Exercise goal>
Among the records, find the lines that hold the string "初回報酬" and return them.

Task material>
_____

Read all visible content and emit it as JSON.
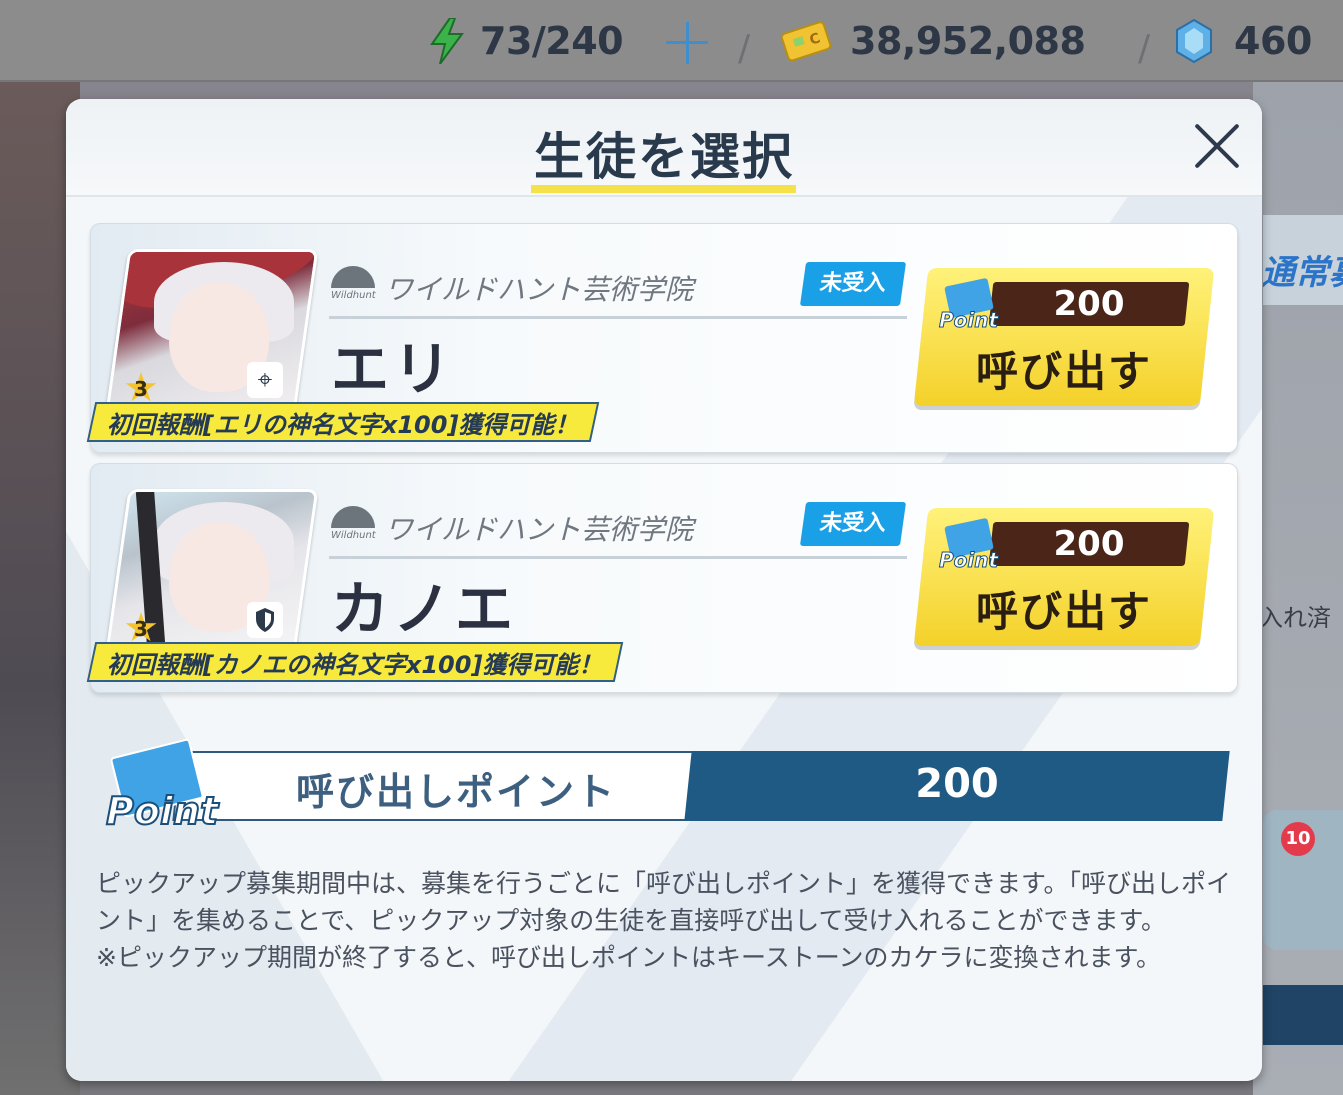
{
  "topbar": {
    "stamina": "73/240",
    "credits": "38,952,088",
    "gems": "460"
  },
  "background": {
    "banner_text": "通常募",
    "right_text": "入れ済",
    "mail_badge": "10"
  },
  "modal": {
    "title": "生徒を選択"
  },
  "students": [
    {
      "school": "ワイルドハント芸術学院",
      "school_logo_text": "Wildhunt",
      "status": "未受入",
      "name": "エリ",
      "stars": "3",
      "role_icon": "crosshair-icon",
      "reward": "初回報酬[エリの神名文字x100]獲得可能！",
      "cost": "200",
      "point_label": "Point",
      "button_label": "呼び出す"
    },
    {
      "school": "ワイルドハント芸術学院",
      "school_logo_text": "Wildhunt",
      "status": "未受入",
      "name": "カノエ",
      "stars": "3",
      "role_icon": "shield-icon",
      "reward": "初回報酬[カノエの神名文字x100]獲得可能！",
      "cost": "200",
      "point_label": "Point",
      "button_label": "呼び出す"
    }
  ],
  "points": {
    "icon_label": "Point",
    "label": "呼び出しポイント",
    "value": "200"
  },
  "description": {
    "line1": "ピックアップ募集期間中は、募集を行うごとに「呼び出しポイント」を獲得できます。「呼び出しポイント」を集めることで、ピックアップ対象の生徒を直接呼び出して受け入れることができます。",
    "line2": "※ピックアップ期間が終了すると、呼び出しポイントはキーストーンのカケラに変換されます。"
  },
  "colors": {
    "accent_yellow": "#f5e24b",
    "status_blue": "#1aa0e6",
    "point_bar_dark": "#1f5a85",
    "title_text": "#2a3a4d"
  }
}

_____

Result>
      "reward": "初回報酬[エリの神名文字x100]獲得可能！",
      "reward": "初回報酬[カノエの神名文字x100]獲得可能！",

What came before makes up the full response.